Hire an attorney. A student loan lawyer specializing in debt settlements can negotiate a settlement for your federal or private student loans. Hiring an attorney doesn’t guarantee a result or that you’ll save more money than if you tried to settle the matter on your own. That said, a lawyer experienced in negotiating settlements with specific lenders knows what’s a reasonable settlement offer.
Work with a debt settlement company. Debt settlement companies help by having you stop paying your lender and then make payments to the company. The company rarely starts negotiating until you’ve paid their fee in full, which may be several years later. Late payments will be added to your credit report during that time, lowering your credit score in the process.
Alternatives to settling student loans
You still have options to get out of your student loan debt even if your financial situation doesn’t allow you to settle.
Ask your loan servicer about the student loan repayment options available to you. Keep in mind that your options will be limited if you’ve already defaulted. You’ll no longer be eligible for income-driven repayment plans or forgiveness opportunities. You may be able to restore those benefits for federal loans by applying for loan consolidation or entering into the loan rehabilitation program.
On the other hand, private lenders rarely offer a way to recover from loan default. So before you fall too far behind on your payments, speak with your servicer about ways to lower your monthly payments. Depending on your credit, refinancing your loans may help you score a lower interest rate and longer repayment term, which can lead to a more affordable bill. Use an online marketplace like Credible to shop for the best rates with multiple lenders.
Student loan refinancing options are limited if you default on your private loans.
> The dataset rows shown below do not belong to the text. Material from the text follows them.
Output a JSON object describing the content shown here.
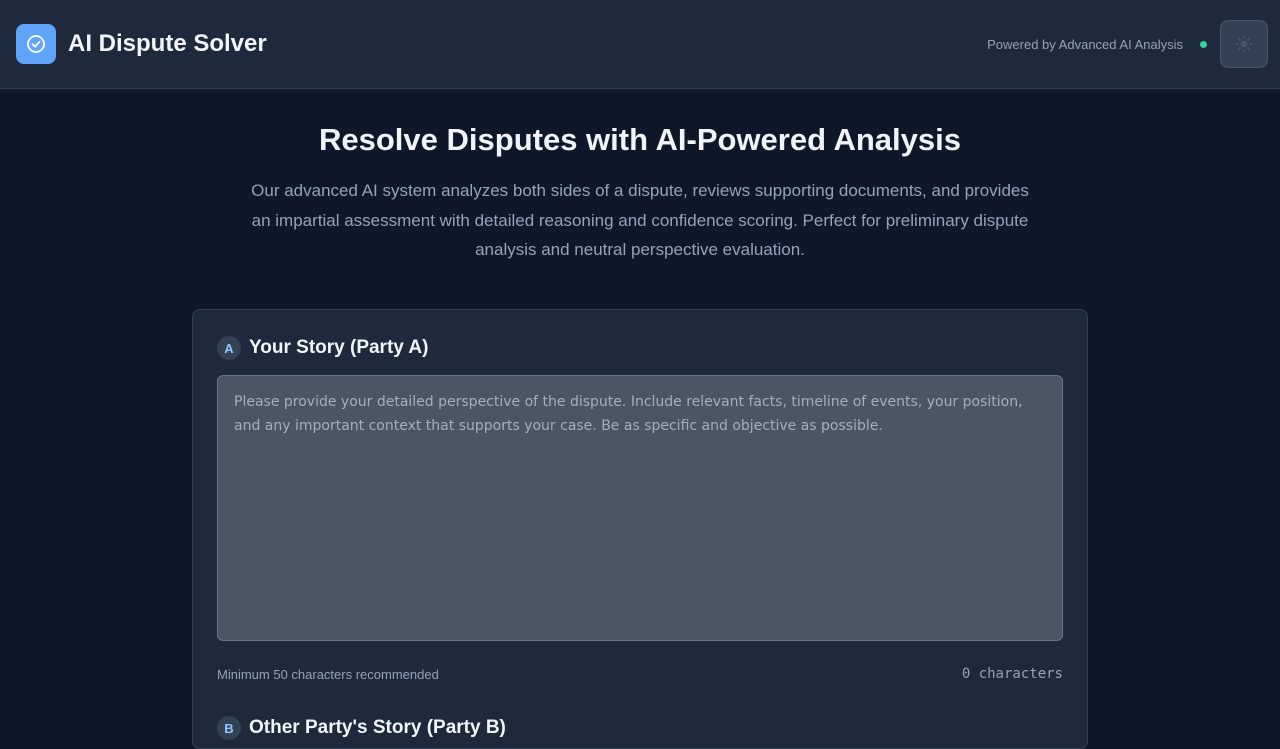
{
  "header": {
    "title": "AI Dispute Solver",
    "powered_by": "Powered by Advanced AI Analysis",
    "logo_icon": "check-circle-icon",
    "theme_icon": "sun-icon",
    "status_color": "#34d399"
  },
  "hero": {
    "title": "Resolve Disputes with AI-Powered Analysis",
    "description": "Our advanced AI system analyzes both sides of a dispute, reviews supporting documents, and provides an impartial assessment with detailed reasoning and confidence scoring. Perfect for preliminary dispute analysis and neutral perspective evaluation."
  },
  "party_a": {
    "badge": "A",
    "title": "Your Story (Party A)",
    "value": "",
    "placeholder": "Please provide your detailed perspective of the dispute. Include relevant facts, timeline of events, your position, and any important context that supports your case. Be as specific and objective as possible.",
    "hint": "Minimum 50 characters recommended",
    "char_count": "0 characters"
  },
  "party_b": {
    "badge": "B",
    "title": "Other Party's Story (Party B)"
  },
  "colors": {
    "accent": "#60a5fa",
    "background": "#0f172a",
    "card": "#1e293b"
  }
}
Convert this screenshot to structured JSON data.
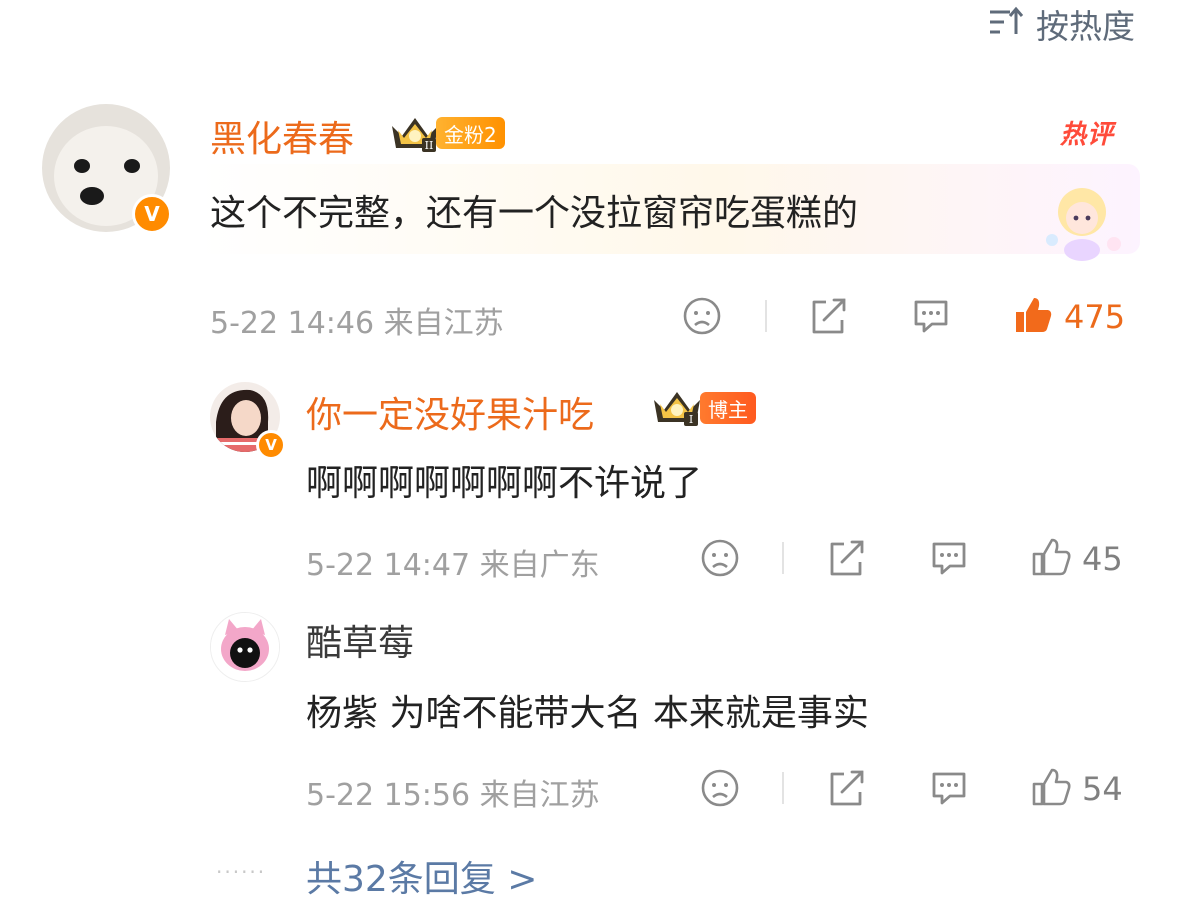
{
  "sort": {
    "label": "按热度"
  },
  "comment": {
    "username": "黑化春春",
    "fan_badge": "金粉2",
    "crown_level": "II",
    "hot_tag": "热评",
    "text": "这个不完整，还有一个没拉窗帘吃蛋糕的",
    "meta": "5-22 14:46  来自江苏",
    "likes": "475"
  },
  "replies": [
    {
      "username": "你一定没好果汁吃",
      "badge": "博主",
      "crown_level": "I",
      "text": "啊啊啊啊啊啊啊不许说了",
      "meta": "5-22 14:47  来自广东",
      "likes": "45"
    },
    {
      "username": "酷草莓",
      "text": "杨紫 为啥不能带大名 本来就是事实",
      "meta": "5-22 15:56  来自江苏",
      "likes": "54"
    }
  ],
  "more_replies": {
    "dots": "······",
    "label": "共32条回复 >"
  },
  "colors": {
    "accent": "#ec6a1b",
    "link": "#5b7aa5",
    "meta": "#a0a0a0",
    "badge": "#ff8b00"
  },
  "icons": [
    "sort-icon",
    "verified-v-icon",
    "crown-icon",
    "dislike-face-icon",
    "share-icon",
    "comment-icon",
    "like-icon"
  ]
}
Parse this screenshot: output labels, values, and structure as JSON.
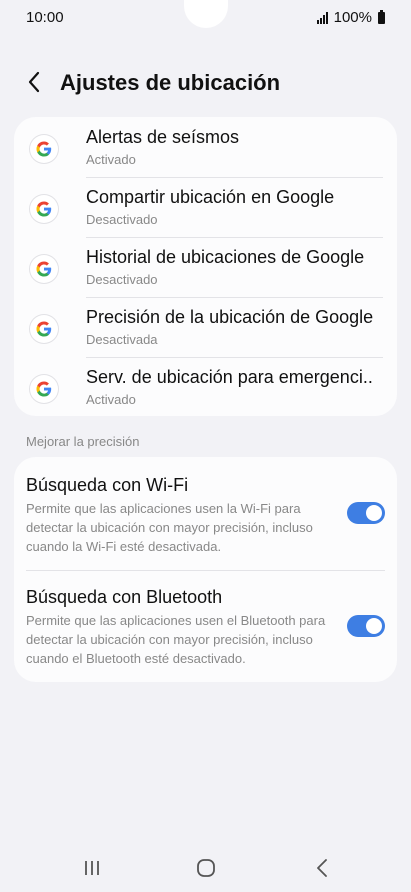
{
  "status": {
    "time": "10:00",
    "battery": "100%"
  },
  "header": {
    "title": "Ajustes de ubicación"
  },
  "apps": [
    {
      "title": "Alertas de seísmos",
      "status": "Activado"
    },
    {
      "title": "Compartir ubicación en Google",
      "status": "Desactivado"
    },
    {
      "title": "Historial de ubicaciones de Google",
      "status": "Desactivado"
    },
    {
      "title": "Precisión de la ubicación de Google",
      "status": "Desactivada"
    },
    {
      "title": "Serv. de ubicación para emergenci..",
      "status": "Activado"
    }
  ],
  "section": {
    "label": "Mejorar la precisión"
  },
  "toggles": [
    {
      "title": "Búsqueda con Wi-Fi",
      "desc": "Permite que las aplicaciones usen la Wi-Fi para detectar la ubicación con mayor precisión, incluso cuando la Wi-Fi esté desactivada.",
      "enabled": true
    },
    {
      "title": "Búsqueda con Bluetooth",
      "desc": "Permite que las aplicaciones usen el Bluetooth para detectar la ubicación con mayor precisión, incluso cuando el Bluetooth esté desactivado.",
      "enabled": true
    }
  ],
  "colors": {
    "accent": "#3e7ee3",
    "background": "#f2f2f6",
    "card": "#fcfcfd"
  },
  "icons": {
    "back": "chevron-left-icon",
    "google": "google-g-icon",
    "recents": "recents-icon",
    "home": "home-icon",
    "nav_back": "back-icon"
  }
}
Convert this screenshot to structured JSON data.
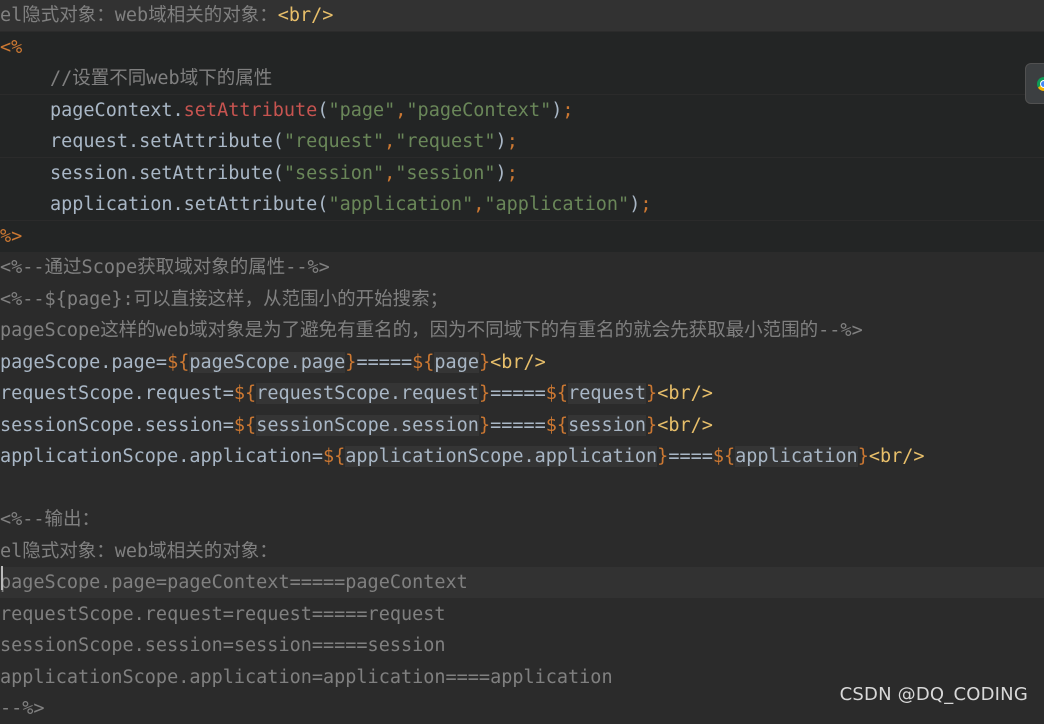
{
  "editor": {
    "lines": [
      {
        "indent": false,
        "style": "current",
        "segments": [
          {
            "type": "comment",
            "text": "el隐式对象：web域相关的对象："
          },
          {
            "type": "tag",
            "text": "<br/>"
          }
        ]
      },
      {
        "indent": false,
        "style": "scriptlet",
        "segments": [
          {
            "type": "jsp",
            "text": "<%"
          }
        ]
      },
      {
        "indent": true,
        "style": "scriptlet",
        "segments": [
          {
            "type": "comment",
            "text": "//设置不同web域下的属性"
          }
        ]
      },
      {
        "indent": true,
        "style": "scriptlet",
        "segments": [
          {
            "type": "default",
            "text": "pageContext."
          },
          {
            "type": "method",
            "text": "setAttribute"
          },
          {
            "type": "default",
            "text": "("
          },
          {
            "type": "string",
            "text": "\"page\""
          },
          {
            "type": "jsp",
            "text": ","
          },
          {
            "type": "string",
            "text": "\"pageContext\""
          },
          {
            "type": "default",
            "text": ")"
          },
          {
            "type": "jsp",
            "text": ";"
          }
        ]
      },
      {
        "indent": true,
        "style": "scriptlet",
        "segments": [
          {
            "type": "default",
            "text": "request.setAttribute("
          },
          {
            "type": "string",
            "text": "\"request\""
          },
          {
            "type": "jsp",
            "text": ","
          },
          {
            "type": "string",
            "text": "\"request\""
          },
          {
            "type": "default",
            "text": ")"
          },
          {
            "type": "jsp",
            "text": ";"
          }
        ]
      },
      {
        "indent": true,
        "style": "scriptlet",
        "segments": [
          {
            "type": "default",
            "text": "session.setAttribute("
          },
          {
            "type": "string",
            "text": "\"session\""
          },
          {
            "type": "jsp",
            "text": ","
          },
          {
            "type": "string",
            "text": "\"session\""
          },
          {
            "type": "default",
            "text": ")"
          },
          {
            "type": "jsp",
            "text": ";"
          }
        ]
      },
      {
        "indent": true,
        "style": "scriptlet",
        "segments": [
          {
            "type": "default",
            "text": "application.setAttribute("
          },
          {
            "type": "string",
            "text": "\"application\""
          },
          {
            "type": "jsp",
            "text": ","
          },
          {
            "type": "string",
            "text": "\"application\""
          },
          {
            "type": "default",
            "text": ")"
          },
          {
            "type": "jsp",
            "text": ";"
          }
        ]
      },
      {
        "indent": false,
        "style": "scriptlet",
        "segments": [
          {
            "type": "jsp",
            "text": "%>"
          }
        ]
      },
      {
        "indent": false,
        "style": "normal",
        "segments": [
          {
            "type": "comment",
            "text": "<%--通过Scope获取域对象的属性--%>"
          }
        ]
      },
      {
        "indent": false,
        "style": "normal",
        "segments": [
          {
            "type": "comment",
            "text": "<%--${page}:可以直接这样，从范围小的开始搜索；"
          }
        ]
      },
      {
        "indent": false,
        "style": "normal",
        "segments": [
          {
            "type": "comment",
            "text": "pageScope这样的web域对象是为了避免有重名的，因为不同域下的有重名的就会先获取最小范围的--%>"
          }
        ]
      },
      {
        "indent": false,
        "style": "normal",
        "segments": [
          {
            "type": "default",
            "text": "pageScope.page="
          },
          {
            "type": "el-brace",
            "text": "${"
          },
          {
            "type": "el",
            "text": "pageScope.page"
          },
          {
            "type": "el-brace",
            "text": "}"
          },
          {
            "type": "default",
            "text": "====="
          },
          {
            "type": "el-brace",
            "text": "${"
          },
          {
            "type": "el",
            "text": "page"
          },
          {
            "type": "el-brace",
            "text": "}"
          },
          {
            "type": "tag",
            "text": "<br/>"
          }
        ]
      },
      {
        "indent": false,
        "style": "normal",
        "segments": [
          {
            "type": "default",
            "text": "requestScope.request="
          },
          {
            "type": "el-brace",
            "text": "${"
          },
          {
            "type": "el",
            "text": "requestScope.request"
          },
          {
            "type": "el-brace",
            "text": "}"
          },
          {
            "type": "default",
            "text": "====="
          },
          {
            "type": "el-brace",
            "text": "${"
          },
          {
            "type": "el",
            "text": "request"
          },
          {
            "type": "el-brace",
            "text": "}"
          },
          {
            "type": "tag",
            "text": "<br/>"
          }
        ]
      },
      {
        "indent": false,
        "style": "normal",
        "segments": [
          {
            "type": "default",
            "text": "sessionScope.session="
          },
          {
            "type": "el-brace",
            "text": "${"
          },
          {
            "type": "el",
            "text": "sessionScope.session"
          },
          {
            "type": "el-brace",
            "text": "}"
          },
          {
            "type": "default",
            "text": "====="
          },
          {
            "type": "el-brace",
            "text": "${"
          },
          {
            "type": "el",
            "text": "session"
          },
          {
            "type": "el-brace",
            "text": "}"
          },
          {
            "type": "tag",
            "text": "<br/>"
          }
        ]
      },
      {
        "indent": false,
        "style": "normal",
        "segments": [
          {
            "type": "default",
            "text": "applicationScope.application="
          },
          {
            "type": "el-brace",
            "text": "${"
          },
          {
            "type": "el",
            "text": "applicationScope.application"
          },
          {
            "type": "el-brace",
            "text": "}"
          },
          {
            "type": "default",
            "text": "===="
          },
          {
            "type": "el-brace",
            "text": "${"
          },
          {
            "type": "el",
            "text": "application"
          },
          {
            "type": "el-brace",
            "text": "}"
          },
          {
            "type": "tag",
            "text": "<br/>"
          }
        ]
      },
      {
        "indent": false,
        "style": "normal",
        "segments": []
      },
      {
        "indent": false,
        "style": "normal",
        "segments": [
          {
            "type": "comment",
            "text": "<%--输出："
          }
        ]
      },
      {
        "indent": false,
        "style": "normal",
        "segments": [
          {
            "type": "comment",
            "text": "el隐式对象：web域相关的对象："
          }
        ]
      },
      {
        "indent": false,
        "style": "current",
        "segments": [
          {
            "type": "comment",
            "text": "pageScope.page=pageContext=====pageContext"
          }
        ]
      },
      {
        "indent": false,
        "style": "normal",
        "segments": [
          {
            "type": "comment",
            "text": "requestScope.request=request=====request"
          }
        ]
      },
      {
        "indent": false,
        "style": "normal",
        "segments": [
          {
            "type": "comment",
            "text": "sessionScope.session=session=====session"
          }
        ]
      },
      {
        "indent": false,
        "style": "normal",
        "segments": [
          {
            "type": "comment",
            "text": "applicationScope.application=application====application"
          }
        ]
      },
      {
        "indent": false,
        "style": "normal",
        "segments": [
          {
            "type": "comment",
            "text": "--%>"
          }
        ]
      }
    ]
  },
  "side_button": {
    "icon": "browser-icon"
  },
  "watermark": "CSDN @DQ_CODING",
  "colors": {
    "background": "#2b2b2b",
    "scriptlet_background": "#232525",
    "current_line": "#323232",
    "default_text": "#a9b7c6",
    "tag": "#e8bf6a",
    "jsp_keyword": "#cc7832",
    "string": "#6a8759",
    "method": "#c75450",
    "comment": "#808080"
  }
}
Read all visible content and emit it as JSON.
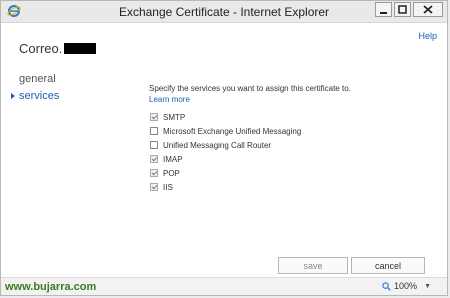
{
  "window": {
    "title": "Exchange Certificate - Internet Explorer"
  },
  "header": {
    "help": "Help",
    "name_prefix": "Correo."
  },
  "nav": {
    "items": [
      {
        "label": "general"
      },
      {
        "label": "services"
      }
    ]
  },
  "main": {
    "description": "Specify the services you want to assign this certificate to.",
    "learn_more": "Learn more",
    "services": [
      {
        "label": "SMTP",
        "checked": true
      },
      {
        "label": "Microsoft Exchange Unified Messaging",
        "checked": false
      },
      {
        "label": "Unified Messaging Call Router",
        "checked": false
      },
      {
        "label": "IMAP",
        "checked": true
      },
      {
        "label": "POP",
        "checked": true
      },
      {
        "label": "IIS",
        "checked": true
      }
    ]
  },
  "footer": {
    "save": "save",
    "cancel": "cancel"
  },
  "status": {
    "watermark": "www.bujarra.com",
    "zoom": "100%"
  }
}
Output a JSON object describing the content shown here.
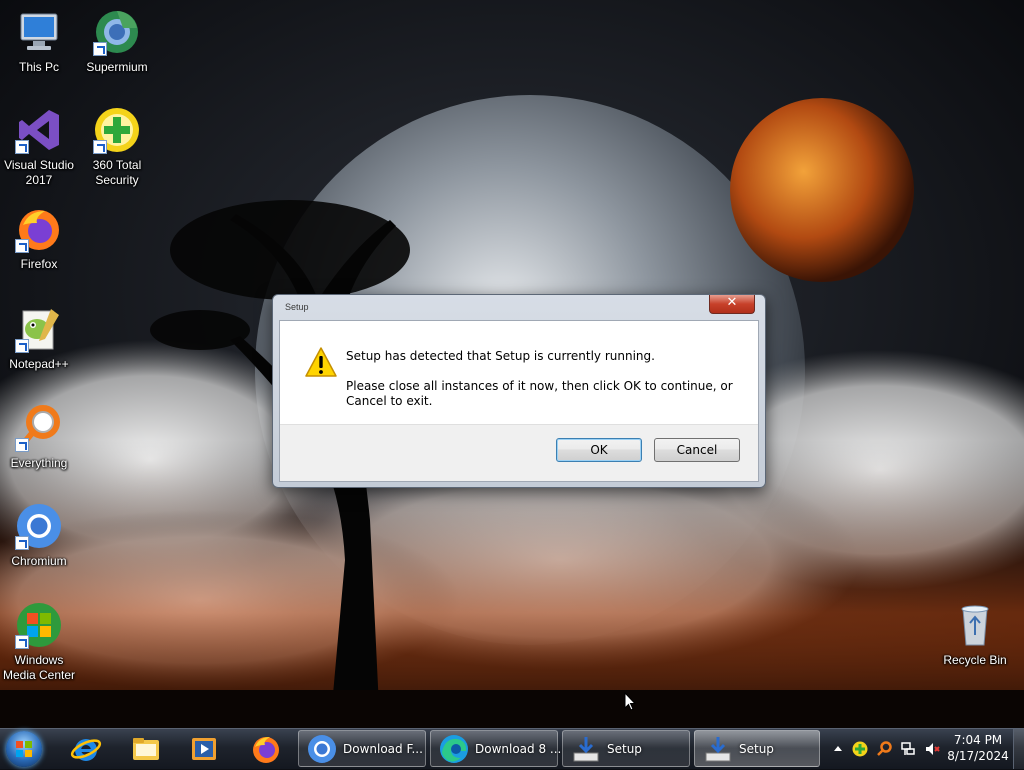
{
  "desktop": {
    "icons": [
      {
        "label": "This Pc",
        "icon": "computer-icon"
      },
      {
        "label": "Supermium",
        "icon": "supermium-icon"
      },
      {
        "label": "Visual Studio 2017",
        "icon": "visual-studio-icon"
      },
      {
        "label": "360 Total Security",
        "icon": "360-total-security-icon"
      },
      {
        "label": "Firefox",
        "icon": "firefox-icon"
      },
      {
        "label": "Notepad++",
        "icon": "notepadplusplus-icon"
      },
      {
        "label": "Everything",
        "icon": "everything-search-icon"
      },
      {
        "label": "Chromium",
        "icon": "chromium-icon"
      },
      {
        "label": "Windows Media Center",
        "icon": "windows-media-center-icon"
      },
      {
        "label": "Recycle Bin",
        "icon": "recycle-bin-icon"
      }
    ]
  },
  "dialog": {
    "title": "Setup",
    "close_glyph": "✕",
    "message_primary": "Setup has detected that Setup is currently running.",
    "message_secondary": "Please close all instances of it now, then click OK to continue, or Cancel to exit.",
    "icon": "warning-icon",
    "ok_label": "OK",
    "cancel_label": "Cancel"
  },
  "taskbar": {
    "pinned": [
      "internet-explorer-icon",
      "file-explorer-icon",
      "media-player-icon",
      "firefox-icon"
    ],
    "tasks": [
      {
        "label": "Download F...",
        "icon": "chromium-icon"
      },
      {
        "label": "Download 8 ...",
        "icon": "edge-icon"
      },
      {
        "label": "Setup",
        "icon": "setup-installer-icon"
      },
      {
        "label": "Setup",
        "icon": "setup-installer-icon"
      }
    ],
    "tray": {
      "time": "7:04 PM",
      "date": "8/17/2024"
    }
  },
  "colors": {
    "taskbar": "#1e232c",
    "dialog_frame": "#c4ccd7",
    "close_button": "#c7412a",
    "default_button_border": "#3c7fb1"
  }
}
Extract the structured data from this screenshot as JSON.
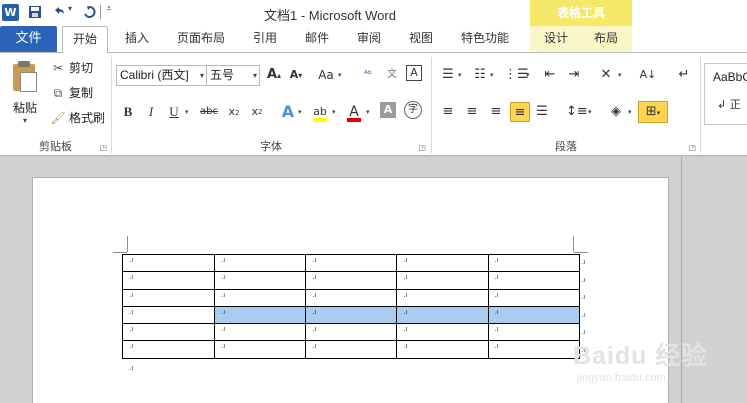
{
  "window": {
    "title": "文档1  -  Microsoft Word",
    "context_tab_header": "表格工具"
  },
  "qat": {
    "app_icon": "W",
    "save_icon": "save-icon",
    "undo_icon": "undo-icon",
    "redo_icon": "redo-icon"
  },
  "tabs": {
    "file": "文件",
    "items": [
      "开始",
      "插入",
      "页面布局",
      "引用",
      "邮件",
      "审阅",
      "视图",
      "特色功能",
      "设计",
      "布局"
    ]
  },
  "clipboard": {
    "paste": "粘贴",
    "cut": "剪切",
    "copy": "复制",
    "format_painter": "格式刷",
    "group_label": "剪贴板"
  },
  "font": {
    "name": "Calibri (西文]",
    "size": "五号",
    "group_label": "字体"
  },
  "paragraph": {
    "group_label": "段落"
  },
  "styles": {
    "sample": "AaBbC",
    "name": "↲ 正"
  },
  "document": {
    "cell_mark": ".ı",
    "rows": 6,
    "columns": 5,
    "selected_row": 4
  },
  "watermark": {
    "main": "Baidu 经验",
    "sub": "jingyan.baidu.com"
  },
  "colors": {
    "file_tab": "#2b63b8",
    "context_header": "#f5e868",
    "selection": "#a9cdf0",
    "highlight_yellow": "#ffff00",
    "font_color_red": "#e00000"
  }
}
I know only one company that refinances defaulted private student loans: Yrefy.
Need expert advice about your student loan settlement?
Hiring a lawyer is often the right choice to ensure you negotiate the lowest settlement amount possible. Schedule a call with me to discuss your settlement options and figure out the right path for you to finally escape your student loan debt with minimal harm to you and your cosigner.